There are two ways of harvesting it. It grows as a clump which slowly gets bigger, so you can lift and divide it, replanting half and using the other half as spring onions or scallions. This is how it’s mostly used in Asian and Jamaican cuisine. Alternatively, you can just pull green leaves off it almost all year round, except when it is flowering or in a hard winter when it dies down. Some people like the leaves chopped into salads but I find the flavour quite strong and only use it for cooking.
Welsh onions put a good deal of energy into producing quite chunky flowers, but this isn’t wasted as you can use the flower heads too. Pick them while they are still young and green and nip out the centre. You will have a shower of tiny flowers that you can use anywhere you would use chopped onion. (But leave a few for the bees.)

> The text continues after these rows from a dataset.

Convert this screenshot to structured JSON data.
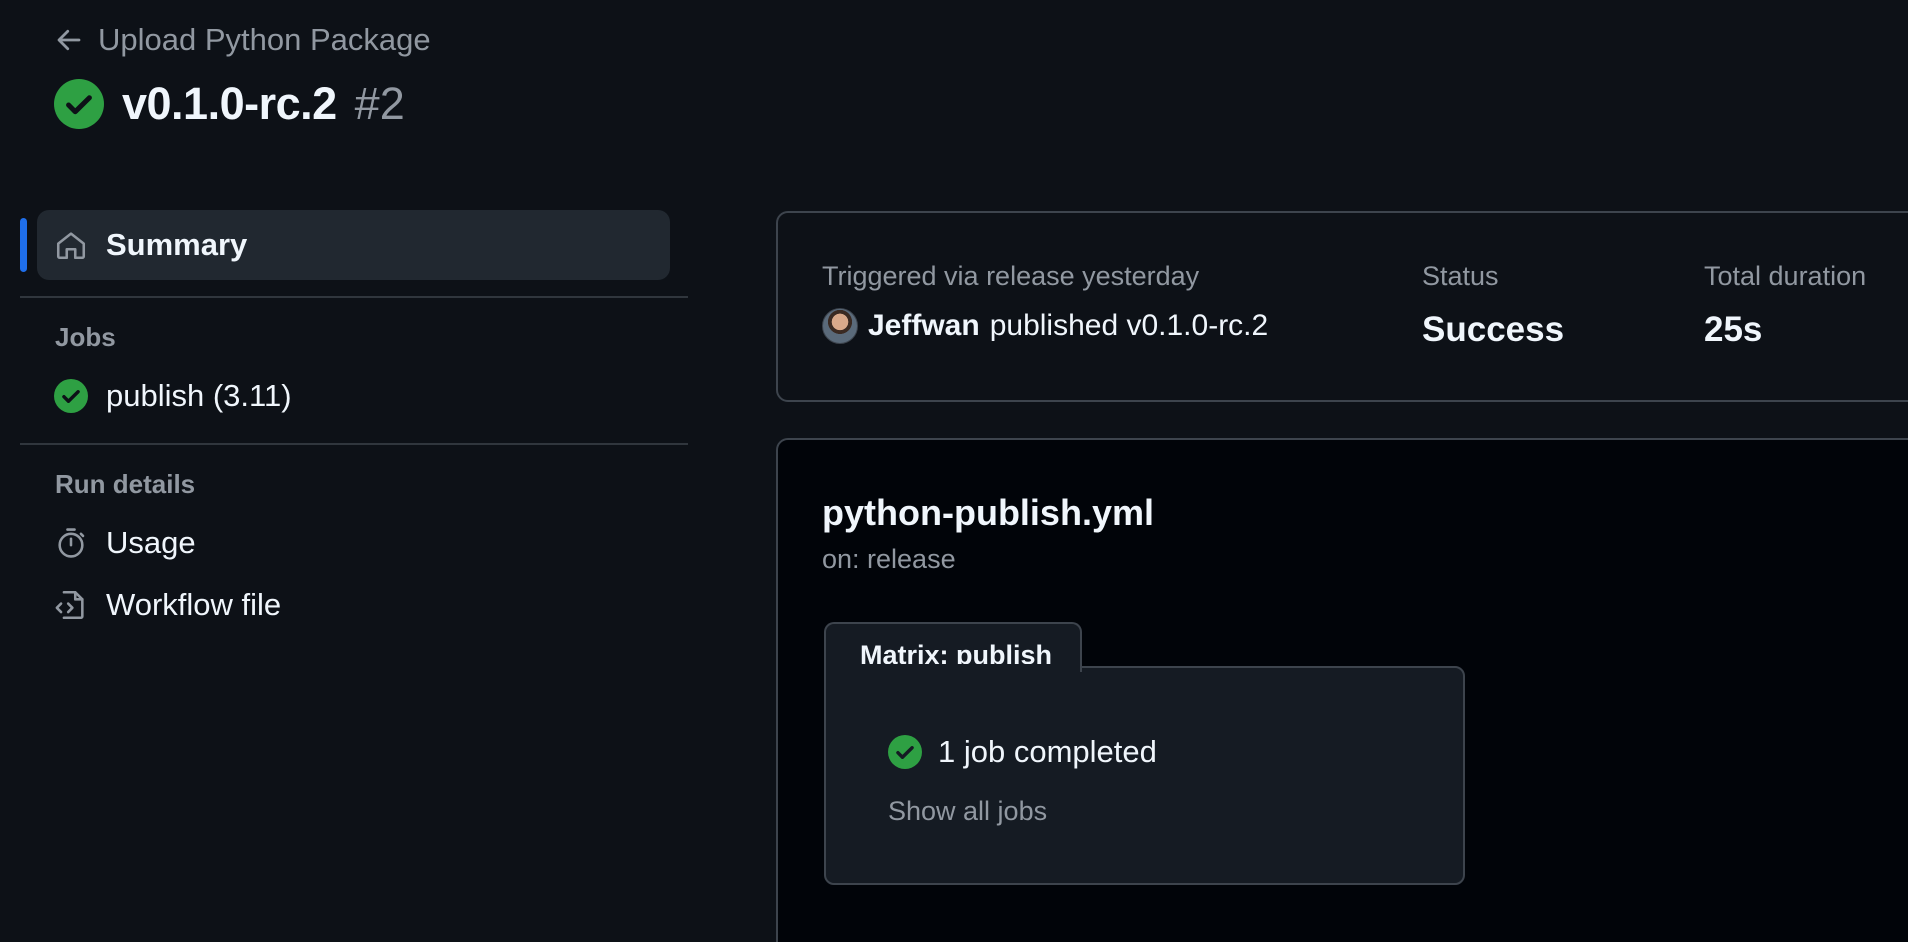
{
  "header": {
    "back_label": "Upload Python Package",
    "run_name": "v0.1.0-rc.2",
    "run_number": "#2",
    "status_color": "#238636"
  },
  "sidebar": {
    "summary_label": "Summary",
    "jobs_heading": "Jobs",
    "jobs": [
      {
        "label": "publish (3.11)",
        "status": "success"
      }
    ],
    "run_details_heading": "Run details",
    "details": [
      {
        "label": "Usage",
        "icon": "stopwatch-icon"
      },
      {
        "label": "Workflow file",
        "icon": "file-code-icon"
      }
    ],
    "active_color": "#1f6feb"
  },
  "summary": {
    "triggered_label": "Triggered via release yesterday",
    "actor": "Jeffwan",
    "action_text": "published v0.1.0-rc.2",
    "status_label": "Status",
    "status_value": "Success",
    "duration_label": "Total duration",
    "duration_value": "25s"
  },
  "workflow": {
    "file_name": "python-publish.yml",
    "trigger": "on: release",
    "matrix_label": "Matrix: publish",
    "jobs_completed": "1 job completed",
    "show_all_label": "Show all jobs"
  }
}
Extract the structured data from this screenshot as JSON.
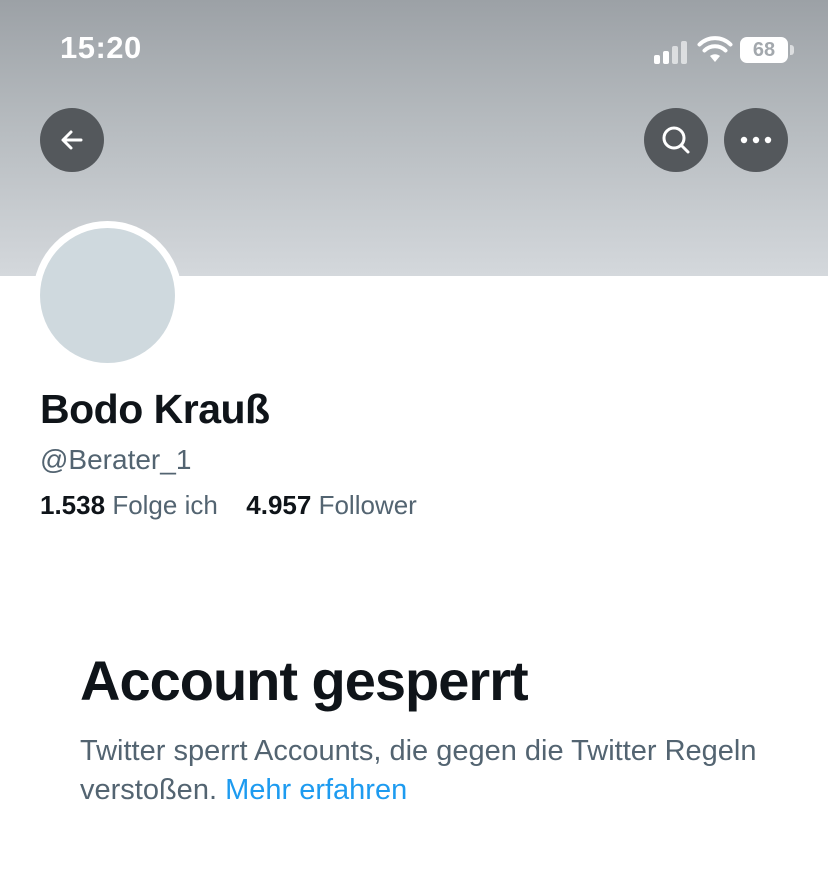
{
  "status_bar": {
    "time": "15:20",
    "battery": "68"
  },
  "header": {
    "back_icon": "arrow-left-icon",
    "search_icon": "search-icon",
    "more_icon": "more-horizontal-icon"
  },
  "profile": {
    "name": "Bodo Krauß",
    "handle": "@Berater_1",
    "following_count": "1.538",
    "following_label": "Folge ich",
    "followers_count": "4.957",
    "followers_label": "Follower"
  },
  "suspended": {
    "title": "Account gesperrt",
    "text": "Twitter sperrt Accounts, die gegen die Twitter Regeln verstoßen.",
    "link": "Mehr erfahren"
  },
  "colors": {
    "link": "#1d9bf0",
    "secondary_text": "#536471",
    "primary_text": "#0f1419",
    "avatar_placeholder": "#cfd9de"
  }
}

I like to have a few patches of legumes scattered through the perennial crops in the forest garden, as they have bacteria-filled nodules on their roots that fix nitrogen direct from the atmosphere, so they feed the system at the same time as producing a crop. I’ve got peas (Pisum sativum) and the perennial pea Lathyrus latifolius planted with the raspberries – both as experiments – this year and a few native vetches scattered around. Broad beans (Vicia faba) are so productive and reliable that you really can’t go wrong with them. One very useful discovery this year is that the leaves as well as the beans are edible and nice.
I bit the bullet and started thinning out the apples and Victoria plums today. Fruit trees sometimes set more fruit than they really have the resources to ripen, leading to smaller individual fruit and exhausted trees, so while the fruits are still small it can be a good idea to thin them out a bit, which also gives a chance to remove ones which look diseased or deformed before the tree has invested much in them. The Vicky plum in particular has just been wildly over-ambitious this year, setting enough fruit to break the tree, so I took almost half of them off. I always leave this task a bit late as it just feels wrong to be taking unripe fruit off, but my experience is that it really does help.

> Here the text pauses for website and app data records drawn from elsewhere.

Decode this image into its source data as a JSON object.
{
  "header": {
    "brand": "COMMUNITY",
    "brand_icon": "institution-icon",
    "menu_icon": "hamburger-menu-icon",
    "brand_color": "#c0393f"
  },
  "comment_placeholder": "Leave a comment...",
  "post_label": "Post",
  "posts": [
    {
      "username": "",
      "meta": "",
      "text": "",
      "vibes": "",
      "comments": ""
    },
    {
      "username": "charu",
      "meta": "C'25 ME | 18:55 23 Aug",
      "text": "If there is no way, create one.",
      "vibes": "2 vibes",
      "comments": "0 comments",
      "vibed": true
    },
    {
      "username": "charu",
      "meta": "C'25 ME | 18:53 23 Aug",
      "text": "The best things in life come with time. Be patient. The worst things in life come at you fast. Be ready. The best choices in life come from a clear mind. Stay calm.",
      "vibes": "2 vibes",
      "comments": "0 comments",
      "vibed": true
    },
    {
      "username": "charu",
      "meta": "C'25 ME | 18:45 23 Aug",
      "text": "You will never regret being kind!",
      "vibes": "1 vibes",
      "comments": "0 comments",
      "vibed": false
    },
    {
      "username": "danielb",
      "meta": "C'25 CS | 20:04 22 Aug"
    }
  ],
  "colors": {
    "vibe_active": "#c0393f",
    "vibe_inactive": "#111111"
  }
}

The yellow day lilies (Hemerocallis lilioasphodelus) are in full bloom at the moment. The day lilies (Hemerocallis) are a very useful group. Some have edible tubers but the flowers are the stars. They go well (and pretty spectacularly) in salads, but I like the taste best in stir fries or soups. The Chinese use them to thicken soups and stews: you can see big bags of ‘lily flowers’ in Chinese supermarkets (but beware, some true lilies are poisonous – the perils of common names). They keep this property when dried, which they do pretty well themselves on the plant. Once dry they keep forever.
They yellow day lilies are always the first into flower with me: if you grow a range of species and varieties you can have fresh flowers for two or three months.